Pinterest is still seeing some of the highest conversion rates in the game, and a page full of high quality, “pinnable” photos makes you a constant reference for great content. E-commerce sites such as Ovvio Oils that have put a ton of effort into building out their Pinterest presence can take it to the next level by further engaging with the Pinterest community — becoming a contributor to community boards, creating community boards, reaching out to influencers with collaboration ideas, and so on. Check out Pinterest’s new “buyable pins” program, too.
Get Customers To Interact With Your Brand In An Intimate Way
Creating content is one thing, but when you’re getting customers to create a community around that content, you really start seeing consistent attention.
Moleskine has a custom marketplace that allows customers to buy and sell Moleskine notebooks that have been customized by artists. Here, Moleskine is creating instant community around its product. It’s not only supporting the sales of its journals by creating demand for custom journals, but also getting fans talking about their love of Moleskine.
I love competitions because you’re essentially having others do your promotion work for you. And if the contest involves creation of some sort — such as a video, a photo, a slogan, a tweet, whatever it might be — the content is yours for the repurposing (with copyright law caveats, of course).
Also, it becomes easy to budget for a competition when the grand prize is not expensive to you, such as a big-ticket item that you already sell, a trip that was made cheap through a strategic partnership you have, or a small sum of cash.

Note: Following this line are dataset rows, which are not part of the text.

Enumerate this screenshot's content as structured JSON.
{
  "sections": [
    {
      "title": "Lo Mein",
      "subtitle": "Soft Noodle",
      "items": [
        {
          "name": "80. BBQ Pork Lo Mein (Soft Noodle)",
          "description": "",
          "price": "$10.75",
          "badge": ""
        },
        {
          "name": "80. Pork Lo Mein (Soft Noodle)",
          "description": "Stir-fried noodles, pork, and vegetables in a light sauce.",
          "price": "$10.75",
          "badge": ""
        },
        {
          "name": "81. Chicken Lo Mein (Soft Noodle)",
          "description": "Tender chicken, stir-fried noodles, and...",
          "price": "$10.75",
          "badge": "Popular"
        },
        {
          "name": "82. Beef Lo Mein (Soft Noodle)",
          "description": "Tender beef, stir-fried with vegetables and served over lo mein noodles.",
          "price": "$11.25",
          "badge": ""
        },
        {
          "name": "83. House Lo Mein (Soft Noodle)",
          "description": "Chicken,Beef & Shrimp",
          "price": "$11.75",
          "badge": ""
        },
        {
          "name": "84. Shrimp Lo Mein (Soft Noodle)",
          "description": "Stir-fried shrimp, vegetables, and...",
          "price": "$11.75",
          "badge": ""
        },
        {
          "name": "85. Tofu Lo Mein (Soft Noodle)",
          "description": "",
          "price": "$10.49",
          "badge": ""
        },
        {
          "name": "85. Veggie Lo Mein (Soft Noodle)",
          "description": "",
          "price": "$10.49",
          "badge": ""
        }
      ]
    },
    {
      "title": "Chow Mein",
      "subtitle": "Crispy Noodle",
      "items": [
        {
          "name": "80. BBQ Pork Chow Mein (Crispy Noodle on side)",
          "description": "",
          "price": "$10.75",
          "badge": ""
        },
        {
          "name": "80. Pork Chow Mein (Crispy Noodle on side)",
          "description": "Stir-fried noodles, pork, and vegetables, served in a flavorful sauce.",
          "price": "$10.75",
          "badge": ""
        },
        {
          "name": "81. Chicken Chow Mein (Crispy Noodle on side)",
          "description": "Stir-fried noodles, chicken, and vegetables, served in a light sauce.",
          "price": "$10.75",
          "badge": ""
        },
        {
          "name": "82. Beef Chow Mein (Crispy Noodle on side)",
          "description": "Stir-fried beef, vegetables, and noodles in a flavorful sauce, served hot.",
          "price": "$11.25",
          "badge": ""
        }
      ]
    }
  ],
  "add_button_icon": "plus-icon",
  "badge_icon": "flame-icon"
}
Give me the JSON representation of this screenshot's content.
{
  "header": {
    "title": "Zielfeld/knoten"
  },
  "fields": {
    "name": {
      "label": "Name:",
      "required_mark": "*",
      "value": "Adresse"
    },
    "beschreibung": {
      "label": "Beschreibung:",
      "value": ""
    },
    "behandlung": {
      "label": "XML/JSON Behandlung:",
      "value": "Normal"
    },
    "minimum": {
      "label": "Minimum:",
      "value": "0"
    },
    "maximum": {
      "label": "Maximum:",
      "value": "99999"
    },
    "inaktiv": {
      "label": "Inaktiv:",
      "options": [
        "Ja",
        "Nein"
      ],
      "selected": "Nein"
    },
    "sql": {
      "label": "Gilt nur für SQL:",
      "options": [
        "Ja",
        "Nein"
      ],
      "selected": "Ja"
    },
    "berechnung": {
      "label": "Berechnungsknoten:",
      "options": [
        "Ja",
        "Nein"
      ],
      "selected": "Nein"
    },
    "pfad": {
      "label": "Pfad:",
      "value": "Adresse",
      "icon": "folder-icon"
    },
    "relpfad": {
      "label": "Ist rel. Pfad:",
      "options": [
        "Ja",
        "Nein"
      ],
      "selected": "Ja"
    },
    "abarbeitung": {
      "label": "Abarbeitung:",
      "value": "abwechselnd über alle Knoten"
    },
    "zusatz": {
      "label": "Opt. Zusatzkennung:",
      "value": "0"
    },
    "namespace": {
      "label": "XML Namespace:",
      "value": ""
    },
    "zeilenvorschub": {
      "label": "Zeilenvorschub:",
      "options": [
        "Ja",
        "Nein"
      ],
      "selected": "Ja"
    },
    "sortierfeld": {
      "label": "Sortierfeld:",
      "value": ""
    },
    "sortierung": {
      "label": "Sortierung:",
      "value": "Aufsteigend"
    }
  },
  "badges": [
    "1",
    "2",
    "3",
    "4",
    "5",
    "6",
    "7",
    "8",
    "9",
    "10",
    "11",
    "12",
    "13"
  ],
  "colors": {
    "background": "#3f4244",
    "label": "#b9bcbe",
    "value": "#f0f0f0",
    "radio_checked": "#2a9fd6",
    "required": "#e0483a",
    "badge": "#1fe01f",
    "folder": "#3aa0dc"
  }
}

Woodchuck Hard Cider recently ran a video competition that had all the elements of a great video competition. The premise was simple: How do you have gumption? It asked viewers to send in a short clip of them proving why they have the attribute. Winners were selected among those with top votes on the site and through social media.
Those 10 chosen winners would receive transportation and free tickets to Woodchuck’s first Ciderstock music festival. By aligning the release of the contest with its festival date, Woodchuck could kill several birds with one stone and promote its blog along with its big event. All the while, it promoted brand awareness and community engagement.
Among the most important tips is to know your end goal: If you’re an e-commerce site, your end-goal isn’t just an awesome link — it’s ultimately conversion. That means that you need to keep in mind not only your campaigns, but also their relevancy to your market. A well-placed link on a trusted and high-authority site is amazing; it’s even better when it leads to direct click-throughs that turn into sales.
SEO isn’t about blindly funneling searchers to the front page — it’s about knowing what to do with your newfound attention, because that is how you’ll ultimately find big success. I hope these recommendations will not only encourage links and attention, but also help you create an online business that understands and streamlines the buying funnel. Your content should be right there as part of it, shaping your brand, shaping the customer’s researching process, and signaling them to your product’s relevance to their life.
Opinions expressed in this article are those of the guest author and not necessarily Search Engine Land. Staff authors are listed here.